This decision will have been deliberate and not taken lightly. The budget is a fixed quantitiy, so making room for these reflections means that something else somewhere was sacrificed.
This is a very fish-eyed view of the scene around Aiden from the ground up, used for reflections. You can orient yourself with the two lamp-posts and the L-train track.
There is another batch of work that I want to touch on here - shadows. I plan to talk about how shadows actually work later in this series, since it's an interesting topic, but for now the important thing to remember is that shadows are similar to reflections - each light that casts a shadow needs to render an image of the scene from its point of view. This time there are not nearly so many possible fudges - to correctly calculate shadows, each light needs that image.
I'm only talking about in-game calculated lights here. Historically some lights were calculated by pre-rendering all the information needed before the game runs, and so the shadows and lighting would be "baked" into the level - fixed and unable to change or react dynamically. This technique isn't so common in modern games and is obviously impossible with moving light sources, or lights that can be shot out.
The most obvious and certainly the most significant shadowing light is the sun (or the moon when at night). Since the sun is so large, it will typically have 3-5 images rendered for it, instead of just the 1 you might need for a headlight or a torch.
Unfortunately this is one case where Watch Dogs does not serve as a great illustration since their shadowing is fairly complex and I believe it's optimised specifically for the case of shadowing within the city - instead I'm going to briefly switch over to Far Cry 4 and look at the shadowing in a captured frame there.
Here's the Far Cry 4 scene that I'm hopping over to, just for reference
Here are the shadowing information images for that scene - each of these requires a whole new render of the scene.
The result of this is that if you want to add shadow casting to a light you are going to have to render the scene once again.

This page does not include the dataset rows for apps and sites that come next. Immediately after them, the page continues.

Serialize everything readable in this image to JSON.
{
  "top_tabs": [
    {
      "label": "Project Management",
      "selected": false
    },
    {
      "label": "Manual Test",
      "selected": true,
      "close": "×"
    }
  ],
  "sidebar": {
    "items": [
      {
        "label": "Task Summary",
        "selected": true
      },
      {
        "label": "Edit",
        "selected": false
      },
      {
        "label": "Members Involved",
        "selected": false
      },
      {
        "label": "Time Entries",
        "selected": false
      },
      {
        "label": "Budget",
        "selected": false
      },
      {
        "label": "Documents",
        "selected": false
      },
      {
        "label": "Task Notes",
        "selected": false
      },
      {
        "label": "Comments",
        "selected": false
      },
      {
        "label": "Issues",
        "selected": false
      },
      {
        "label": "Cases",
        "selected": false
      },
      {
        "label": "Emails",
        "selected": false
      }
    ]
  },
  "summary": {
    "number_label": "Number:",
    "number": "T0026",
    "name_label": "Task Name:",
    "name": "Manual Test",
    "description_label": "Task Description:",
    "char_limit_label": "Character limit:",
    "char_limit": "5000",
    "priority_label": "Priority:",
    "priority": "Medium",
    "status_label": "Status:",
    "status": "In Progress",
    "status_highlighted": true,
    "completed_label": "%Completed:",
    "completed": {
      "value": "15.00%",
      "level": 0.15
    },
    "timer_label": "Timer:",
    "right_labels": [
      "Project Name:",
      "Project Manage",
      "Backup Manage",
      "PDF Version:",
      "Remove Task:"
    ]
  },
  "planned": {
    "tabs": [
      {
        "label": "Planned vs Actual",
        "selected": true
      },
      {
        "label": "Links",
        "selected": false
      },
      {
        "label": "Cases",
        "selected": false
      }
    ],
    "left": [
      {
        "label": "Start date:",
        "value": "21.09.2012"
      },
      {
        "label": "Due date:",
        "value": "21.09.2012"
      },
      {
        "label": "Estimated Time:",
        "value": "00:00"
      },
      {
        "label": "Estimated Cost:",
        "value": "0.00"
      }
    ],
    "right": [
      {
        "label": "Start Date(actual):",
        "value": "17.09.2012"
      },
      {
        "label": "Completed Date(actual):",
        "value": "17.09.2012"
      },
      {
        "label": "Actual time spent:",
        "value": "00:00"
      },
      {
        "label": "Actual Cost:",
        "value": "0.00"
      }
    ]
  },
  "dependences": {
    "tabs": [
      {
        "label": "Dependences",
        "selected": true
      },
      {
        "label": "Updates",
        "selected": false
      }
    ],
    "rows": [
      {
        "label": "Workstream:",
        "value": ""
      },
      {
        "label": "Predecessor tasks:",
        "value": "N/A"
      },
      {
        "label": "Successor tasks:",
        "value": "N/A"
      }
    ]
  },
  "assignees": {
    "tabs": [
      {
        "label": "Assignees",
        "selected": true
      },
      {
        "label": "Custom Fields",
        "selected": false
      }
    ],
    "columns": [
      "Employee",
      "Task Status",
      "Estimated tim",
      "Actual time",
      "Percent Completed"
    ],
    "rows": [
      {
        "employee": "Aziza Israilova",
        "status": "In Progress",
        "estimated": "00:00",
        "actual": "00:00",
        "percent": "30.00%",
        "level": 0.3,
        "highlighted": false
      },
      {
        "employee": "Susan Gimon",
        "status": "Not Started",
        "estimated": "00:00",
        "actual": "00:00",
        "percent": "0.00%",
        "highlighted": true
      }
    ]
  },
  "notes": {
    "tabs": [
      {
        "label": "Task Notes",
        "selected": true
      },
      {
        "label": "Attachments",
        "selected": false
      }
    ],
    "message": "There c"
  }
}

Some of the approximations we saw in the reflections can still apply, but far fewer. You can skip small or distant objects, but bear in mind that it means those objects will appear not to have a shadow. You can render the image quite small, but then the shadows will be blobby and low-detailed. You usually cannot use a very simplified version of the object since then the object will appear to cast shadows on itself, or there will be gaps of light in between the object and its shadow.
Another implication that is easy to overlook is the necessity for a shadowing image per-light. In many cases you can get away with simplifying the lights by joining them together - in Watch Dogs this happens for the headlights on cars.
When both headlights are on, only one light is drawn but with a special shape to make it look like two beams. If the headlights have shadows then this is no longer so easily possible, and it will be more obvious if you walk in front of a car that the light is coming from somewhere in between the headlights. Perhaps you have to split the headlights up - now not only do you have the extra cost of the shadows, but on top you have extra lights to draw.
The main thing that I want to emphasise is that in all that I've talked about there are trade-offs. It's perfectly possible to eliminate many of these approximations, but you have to be willing to spend the budget on it - and that means sacrificing elsewhere. Each game developer has to decide what are the important things to concentrate on for their game, and what they think will be most impressive or least annoying for the player.